- Opening Delimiter -
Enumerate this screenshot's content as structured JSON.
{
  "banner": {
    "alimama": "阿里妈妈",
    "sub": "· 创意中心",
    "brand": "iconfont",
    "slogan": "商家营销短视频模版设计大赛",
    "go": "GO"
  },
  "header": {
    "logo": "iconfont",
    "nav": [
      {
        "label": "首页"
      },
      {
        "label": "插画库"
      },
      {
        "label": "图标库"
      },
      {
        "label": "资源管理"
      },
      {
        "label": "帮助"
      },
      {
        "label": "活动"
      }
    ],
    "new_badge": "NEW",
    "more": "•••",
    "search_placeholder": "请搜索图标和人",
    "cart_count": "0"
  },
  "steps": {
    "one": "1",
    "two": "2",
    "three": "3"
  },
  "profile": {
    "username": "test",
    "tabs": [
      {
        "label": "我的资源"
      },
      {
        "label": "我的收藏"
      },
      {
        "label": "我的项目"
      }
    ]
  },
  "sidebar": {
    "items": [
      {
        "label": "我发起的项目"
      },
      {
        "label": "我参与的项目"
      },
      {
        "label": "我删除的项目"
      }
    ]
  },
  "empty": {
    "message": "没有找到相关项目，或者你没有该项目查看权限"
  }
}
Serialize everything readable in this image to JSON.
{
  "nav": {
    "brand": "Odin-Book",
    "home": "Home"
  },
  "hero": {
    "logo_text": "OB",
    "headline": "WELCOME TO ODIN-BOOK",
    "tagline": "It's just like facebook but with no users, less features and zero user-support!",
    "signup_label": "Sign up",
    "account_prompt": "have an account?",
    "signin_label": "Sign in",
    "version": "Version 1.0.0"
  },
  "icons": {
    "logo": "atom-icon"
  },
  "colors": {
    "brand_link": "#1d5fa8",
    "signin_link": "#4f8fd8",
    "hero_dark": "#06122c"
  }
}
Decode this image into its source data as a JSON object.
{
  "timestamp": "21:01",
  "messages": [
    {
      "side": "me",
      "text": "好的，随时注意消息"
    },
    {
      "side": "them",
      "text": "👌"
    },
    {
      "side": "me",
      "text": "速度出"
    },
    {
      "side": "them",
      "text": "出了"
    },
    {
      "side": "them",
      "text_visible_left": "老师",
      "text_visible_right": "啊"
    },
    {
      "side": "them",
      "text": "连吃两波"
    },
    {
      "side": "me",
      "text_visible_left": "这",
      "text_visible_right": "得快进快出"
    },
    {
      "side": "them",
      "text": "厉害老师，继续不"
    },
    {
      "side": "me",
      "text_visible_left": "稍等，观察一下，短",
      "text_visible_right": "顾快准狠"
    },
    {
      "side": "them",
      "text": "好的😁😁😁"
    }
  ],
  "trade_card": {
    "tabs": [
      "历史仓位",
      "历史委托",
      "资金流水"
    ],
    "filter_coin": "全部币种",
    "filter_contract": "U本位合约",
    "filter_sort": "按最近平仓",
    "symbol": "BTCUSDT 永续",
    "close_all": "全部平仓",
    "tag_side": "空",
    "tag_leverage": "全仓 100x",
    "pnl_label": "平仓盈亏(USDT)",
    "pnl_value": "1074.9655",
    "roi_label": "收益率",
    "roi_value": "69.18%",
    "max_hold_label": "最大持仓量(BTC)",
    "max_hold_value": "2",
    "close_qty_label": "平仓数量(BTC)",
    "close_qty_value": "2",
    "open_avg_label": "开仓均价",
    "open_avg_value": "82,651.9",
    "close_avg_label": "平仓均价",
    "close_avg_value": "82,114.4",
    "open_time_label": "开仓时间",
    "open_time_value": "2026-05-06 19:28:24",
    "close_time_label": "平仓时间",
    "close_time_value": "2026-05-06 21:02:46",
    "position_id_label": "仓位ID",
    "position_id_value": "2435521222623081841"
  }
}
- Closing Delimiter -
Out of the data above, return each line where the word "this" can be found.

-- Result below --
Enumerate this screenshot's content as structured JSON.
Serialize everything readable in this image to JSON.
Decode this image into its source data as a JSON object.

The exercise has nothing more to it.